Work order:
From the listing below, select every line where the word "筹资的工具" appears.
━━━━━━━━━━
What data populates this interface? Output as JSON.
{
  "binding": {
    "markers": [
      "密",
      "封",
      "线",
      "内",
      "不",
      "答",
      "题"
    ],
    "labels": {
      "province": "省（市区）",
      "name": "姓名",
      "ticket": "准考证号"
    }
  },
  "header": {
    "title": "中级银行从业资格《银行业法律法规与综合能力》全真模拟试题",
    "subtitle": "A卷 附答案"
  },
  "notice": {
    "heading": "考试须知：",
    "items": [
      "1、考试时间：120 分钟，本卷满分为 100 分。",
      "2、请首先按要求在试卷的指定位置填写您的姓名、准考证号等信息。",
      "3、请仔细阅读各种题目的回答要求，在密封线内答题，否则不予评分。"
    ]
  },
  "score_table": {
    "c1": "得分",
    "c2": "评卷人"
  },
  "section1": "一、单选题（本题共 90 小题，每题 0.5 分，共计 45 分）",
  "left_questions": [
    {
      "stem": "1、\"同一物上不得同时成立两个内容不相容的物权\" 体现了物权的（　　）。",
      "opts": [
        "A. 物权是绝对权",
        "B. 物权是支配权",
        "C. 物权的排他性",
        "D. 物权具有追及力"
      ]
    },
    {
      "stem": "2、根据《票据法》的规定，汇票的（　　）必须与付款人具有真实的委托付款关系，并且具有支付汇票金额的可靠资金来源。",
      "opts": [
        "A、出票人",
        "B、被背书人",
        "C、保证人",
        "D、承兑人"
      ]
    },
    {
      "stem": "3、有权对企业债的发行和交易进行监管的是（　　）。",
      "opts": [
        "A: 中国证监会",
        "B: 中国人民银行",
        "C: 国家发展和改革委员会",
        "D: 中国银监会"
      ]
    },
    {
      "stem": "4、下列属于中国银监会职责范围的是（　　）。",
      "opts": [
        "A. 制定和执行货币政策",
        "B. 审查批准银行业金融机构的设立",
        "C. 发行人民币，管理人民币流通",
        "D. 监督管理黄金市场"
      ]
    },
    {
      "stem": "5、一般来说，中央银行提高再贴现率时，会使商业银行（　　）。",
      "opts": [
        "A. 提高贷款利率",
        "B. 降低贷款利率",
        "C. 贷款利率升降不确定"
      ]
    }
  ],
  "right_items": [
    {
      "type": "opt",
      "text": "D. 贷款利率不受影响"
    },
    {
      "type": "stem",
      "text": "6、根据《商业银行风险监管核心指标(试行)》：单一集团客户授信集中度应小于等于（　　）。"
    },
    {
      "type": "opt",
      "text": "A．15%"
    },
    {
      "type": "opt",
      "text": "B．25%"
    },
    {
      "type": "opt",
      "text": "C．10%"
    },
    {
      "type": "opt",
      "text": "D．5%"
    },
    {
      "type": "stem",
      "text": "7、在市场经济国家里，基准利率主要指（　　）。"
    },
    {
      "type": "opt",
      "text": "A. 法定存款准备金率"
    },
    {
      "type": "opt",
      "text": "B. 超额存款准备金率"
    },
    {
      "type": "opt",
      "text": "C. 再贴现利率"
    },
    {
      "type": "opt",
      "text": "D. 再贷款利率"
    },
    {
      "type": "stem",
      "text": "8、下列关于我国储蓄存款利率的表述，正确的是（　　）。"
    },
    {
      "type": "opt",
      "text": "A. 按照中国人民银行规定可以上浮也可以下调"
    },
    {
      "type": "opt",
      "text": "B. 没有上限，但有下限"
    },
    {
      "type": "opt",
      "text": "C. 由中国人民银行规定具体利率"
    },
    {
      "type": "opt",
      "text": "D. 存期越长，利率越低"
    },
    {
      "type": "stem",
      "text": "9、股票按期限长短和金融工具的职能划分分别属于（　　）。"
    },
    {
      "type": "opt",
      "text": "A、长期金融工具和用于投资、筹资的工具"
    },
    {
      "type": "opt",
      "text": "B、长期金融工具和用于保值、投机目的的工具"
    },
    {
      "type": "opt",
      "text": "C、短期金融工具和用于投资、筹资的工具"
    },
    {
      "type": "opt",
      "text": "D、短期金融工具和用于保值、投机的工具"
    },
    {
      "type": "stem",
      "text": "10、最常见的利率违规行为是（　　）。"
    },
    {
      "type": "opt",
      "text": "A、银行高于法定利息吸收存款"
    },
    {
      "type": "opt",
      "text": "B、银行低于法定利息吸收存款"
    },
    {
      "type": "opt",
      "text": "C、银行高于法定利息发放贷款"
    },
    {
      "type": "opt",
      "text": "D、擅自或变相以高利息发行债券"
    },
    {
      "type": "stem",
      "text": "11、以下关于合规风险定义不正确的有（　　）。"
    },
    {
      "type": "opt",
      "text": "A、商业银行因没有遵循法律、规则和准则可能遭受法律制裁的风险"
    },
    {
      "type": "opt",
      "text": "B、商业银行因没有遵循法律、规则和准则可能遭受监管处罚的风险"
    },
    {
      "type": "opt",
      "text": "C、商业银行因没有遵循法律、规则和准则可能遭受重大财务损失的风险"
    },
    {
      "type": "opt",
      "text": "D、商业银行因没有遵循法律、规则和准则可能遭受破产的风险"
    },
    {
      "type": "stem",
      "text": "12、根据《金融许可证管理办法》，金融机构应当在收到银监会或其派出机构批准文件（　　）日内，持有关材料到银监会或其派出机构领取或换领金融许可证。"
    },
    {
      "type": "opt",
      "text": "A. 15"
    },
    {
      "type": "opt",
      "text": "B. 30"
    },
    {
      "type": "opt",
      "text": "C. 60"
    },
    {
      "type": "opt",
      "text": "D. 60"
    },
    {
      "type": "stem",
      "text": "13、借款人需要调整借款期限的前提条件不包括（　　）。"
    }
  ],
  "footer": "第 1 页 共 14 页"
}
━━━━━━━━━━
Response:
      "text": "A、长期金融工具和用于投资、筹资的工具"
      "text": "C、短期金融工具和用于投资、筹资的工具"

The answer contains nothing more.